*** Opening of SOURCE INFORMATION ***
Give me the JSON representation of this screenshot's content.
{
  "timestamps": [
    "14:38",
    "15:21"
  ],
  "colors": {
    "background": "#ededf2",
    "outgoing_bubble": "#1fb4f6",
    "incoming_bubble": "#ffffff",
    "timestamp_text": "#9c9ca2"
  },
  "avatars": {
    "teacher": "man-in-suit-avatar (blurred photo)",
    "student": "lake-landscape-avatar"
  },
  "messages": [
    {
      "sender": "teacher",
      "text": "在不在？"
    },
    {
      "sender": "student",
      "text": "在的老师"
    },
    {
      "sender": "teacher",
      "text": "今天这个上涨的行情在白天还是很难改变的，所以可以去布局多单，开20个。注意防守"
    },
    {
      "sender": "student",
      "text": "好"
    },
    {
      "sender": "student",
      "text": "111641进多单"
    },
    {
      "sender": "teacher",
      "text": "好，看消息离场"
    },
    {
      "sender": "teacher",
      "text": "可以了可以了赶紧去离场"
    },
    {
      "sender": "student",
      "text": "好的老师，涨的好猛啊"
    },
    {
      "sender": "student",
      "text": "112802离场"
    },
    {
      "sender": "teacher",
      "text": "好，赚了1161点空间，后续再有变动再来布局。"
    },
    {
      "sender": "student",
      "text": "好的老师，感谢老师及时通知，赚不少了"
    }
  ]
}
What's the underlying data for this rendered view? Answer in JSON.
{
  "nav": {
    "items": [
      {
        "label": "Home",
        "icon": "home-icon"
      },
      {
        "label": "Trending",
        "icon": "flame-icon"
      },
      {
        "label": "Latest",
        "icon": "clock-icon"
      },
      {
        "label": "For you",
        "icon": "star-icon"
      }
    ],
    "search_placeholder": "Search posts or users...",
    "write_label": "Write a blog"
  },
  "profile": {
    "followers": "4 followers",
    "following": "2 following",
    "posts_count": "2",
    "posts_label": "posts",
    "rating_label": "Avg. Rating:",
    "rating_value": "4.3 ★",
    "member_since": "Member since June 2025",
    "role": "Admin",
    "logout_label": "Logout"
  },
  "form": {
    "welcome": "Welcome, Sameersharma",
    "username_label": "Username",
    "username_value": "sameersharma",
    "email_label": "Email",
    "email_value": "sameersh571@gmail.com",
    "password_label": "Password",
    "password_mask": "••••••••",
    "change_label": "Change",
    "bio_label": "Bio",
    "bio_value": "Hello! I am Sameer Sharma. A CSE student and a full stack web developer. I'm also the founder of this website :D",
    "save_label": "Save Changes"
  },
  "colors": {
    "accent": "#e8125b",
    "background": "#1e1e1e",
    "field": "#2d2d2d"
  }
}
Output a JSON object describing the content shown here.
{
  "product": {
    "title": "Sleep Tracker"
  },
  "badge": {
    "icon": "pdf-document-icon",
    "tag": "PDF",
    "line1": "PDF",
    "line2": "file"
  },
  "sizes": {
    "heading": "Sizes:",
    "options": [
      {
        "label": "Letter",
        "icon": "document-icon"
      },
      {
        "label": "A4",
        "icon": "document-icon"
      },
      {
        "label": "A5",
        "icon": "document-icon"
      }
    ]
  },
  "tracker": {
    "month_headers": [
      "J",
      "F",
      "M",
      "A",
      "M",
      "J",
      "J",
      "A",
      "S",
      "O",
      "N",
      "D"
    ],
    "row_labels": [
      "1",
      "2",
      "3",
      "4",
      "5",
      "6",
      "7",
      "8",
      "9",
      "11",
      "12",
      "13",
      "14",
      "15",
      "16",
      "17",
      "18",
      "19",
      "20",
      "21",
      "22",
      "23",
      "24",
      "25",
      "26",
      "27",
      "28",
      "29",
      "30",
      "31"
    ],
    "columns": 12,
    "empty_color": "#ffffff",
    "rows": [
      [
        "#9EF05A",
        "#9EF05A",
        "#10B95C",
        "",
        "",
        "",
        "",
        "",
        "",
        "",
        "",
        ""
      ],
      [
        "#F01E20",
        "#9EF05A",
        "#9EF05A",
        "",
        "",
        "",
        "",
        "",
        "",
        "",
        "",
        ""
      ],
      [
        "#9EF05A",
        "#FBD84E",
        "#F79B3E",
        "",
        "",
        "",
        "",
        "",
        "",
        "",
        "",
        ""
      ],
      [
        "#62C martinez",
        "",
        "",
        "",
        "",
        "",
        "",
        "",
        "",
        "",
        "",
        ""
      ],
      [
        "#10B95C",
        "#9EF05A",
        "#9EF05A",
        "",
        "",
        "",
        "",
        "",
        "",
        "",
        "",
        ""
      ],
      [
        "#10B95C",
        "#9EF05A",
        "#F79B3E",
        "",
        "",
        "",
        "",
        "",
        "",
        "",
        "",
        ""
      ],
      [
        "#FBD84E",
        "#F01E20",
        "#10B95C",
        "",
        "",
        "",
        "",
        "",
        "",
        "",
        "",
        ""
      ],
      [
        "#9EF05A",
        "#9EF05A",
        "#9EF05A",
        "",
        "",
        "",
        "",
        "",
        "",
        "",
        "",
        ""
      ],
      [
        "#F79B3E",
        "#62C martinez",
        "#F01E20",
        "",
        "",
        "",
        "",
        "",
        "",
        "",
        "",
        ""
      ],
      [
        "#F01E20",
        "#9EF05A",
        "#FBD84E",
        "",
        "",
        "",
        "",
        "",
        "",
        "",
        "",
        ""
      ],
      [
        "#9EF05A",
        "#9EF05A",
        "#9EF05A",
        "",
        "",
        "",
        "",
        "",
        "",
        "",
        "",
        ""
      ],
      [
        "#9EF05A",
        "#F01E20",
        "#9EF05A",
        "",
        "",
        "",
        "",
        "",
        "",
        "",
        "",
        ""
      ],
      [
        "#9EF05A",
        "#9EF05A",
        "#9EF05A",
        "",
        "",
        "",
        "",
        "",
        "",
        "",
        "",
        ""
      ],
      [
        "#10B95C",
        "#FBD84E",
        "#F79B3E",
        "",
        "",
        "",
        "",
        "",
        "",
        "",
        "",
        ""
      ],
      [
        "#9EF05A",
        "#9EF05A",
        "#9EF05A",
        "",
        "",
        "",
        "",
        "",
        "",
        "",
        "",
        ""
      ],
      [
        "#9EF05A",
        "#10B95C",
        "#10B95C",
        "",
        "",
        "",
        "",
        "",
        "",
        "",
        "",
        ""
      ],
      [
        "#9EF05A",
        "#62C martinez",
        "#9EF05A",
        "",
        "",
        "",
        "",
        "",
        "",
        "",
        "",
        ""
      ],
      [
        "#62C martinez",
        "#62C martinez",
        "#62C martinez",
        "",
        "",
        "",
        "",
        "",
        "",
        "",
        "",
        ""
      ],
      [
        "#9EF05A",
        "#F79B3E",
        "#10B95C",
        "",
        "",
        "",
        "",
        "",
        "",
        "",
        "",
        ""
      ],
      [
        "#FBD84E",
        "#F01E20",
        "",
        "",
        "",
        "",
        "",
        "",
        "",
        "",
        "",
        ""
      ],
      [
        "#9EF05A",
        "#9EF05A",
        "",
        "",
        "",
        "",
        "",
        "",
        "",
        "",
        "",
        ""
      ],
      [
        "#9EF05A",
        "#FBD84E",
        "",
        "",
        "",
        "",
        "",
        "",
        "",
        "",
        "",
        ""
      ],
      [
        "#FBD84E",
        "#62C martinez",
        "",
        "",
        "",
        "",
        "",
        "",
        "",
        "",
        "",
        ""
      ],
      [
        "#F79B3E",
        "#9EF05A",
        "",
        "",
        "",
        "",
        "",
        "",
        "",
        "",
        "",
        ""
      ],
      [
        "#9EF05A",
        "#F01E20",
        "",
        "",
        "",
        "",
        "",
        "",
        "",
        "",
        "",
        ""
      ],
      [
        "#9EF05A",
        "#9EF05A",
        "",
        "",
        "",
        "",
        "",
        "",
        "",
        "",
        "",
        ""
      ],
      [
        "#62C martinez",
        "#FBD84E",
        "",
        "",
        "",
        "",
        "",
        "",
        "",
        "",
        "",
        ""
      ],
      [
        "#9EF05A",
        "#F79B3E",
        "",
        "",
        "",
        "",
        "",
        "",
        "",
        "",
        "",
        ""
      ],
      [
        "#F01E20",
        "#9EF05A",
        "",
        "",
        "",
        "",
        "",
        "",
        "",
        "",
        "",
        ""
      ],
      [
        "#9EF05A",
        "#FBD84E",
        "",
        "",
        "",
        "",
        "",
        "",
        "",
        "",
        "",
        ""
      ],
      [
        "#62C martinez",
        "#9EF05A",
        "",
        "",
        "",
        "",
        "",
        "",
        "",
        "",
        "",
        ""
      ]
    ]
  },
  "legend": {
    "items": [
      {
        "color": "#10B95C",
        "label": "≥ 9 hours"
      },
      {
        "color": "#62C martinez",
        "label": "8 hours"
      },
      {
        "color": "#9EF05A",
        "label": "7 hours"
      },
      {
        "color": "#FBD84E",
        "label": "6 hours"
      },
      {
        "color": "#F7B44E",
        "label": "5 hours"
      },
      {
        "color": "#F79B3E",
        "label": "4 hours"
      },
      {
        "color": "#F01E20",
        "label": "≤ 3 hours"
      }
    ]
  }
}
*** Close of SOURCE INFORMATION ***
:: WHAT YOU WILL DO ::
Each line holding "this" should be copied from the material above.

:: PROBLEM SOLUTION ::
Give me the JSON representation of this screenshot's content.
What's the underlying data for this rendered view? Answer in JSON.
    "bio_value": "Hello! I am Sameer Sharma. A CSE student and a full stack web developer. I'm also the founder of this website :D",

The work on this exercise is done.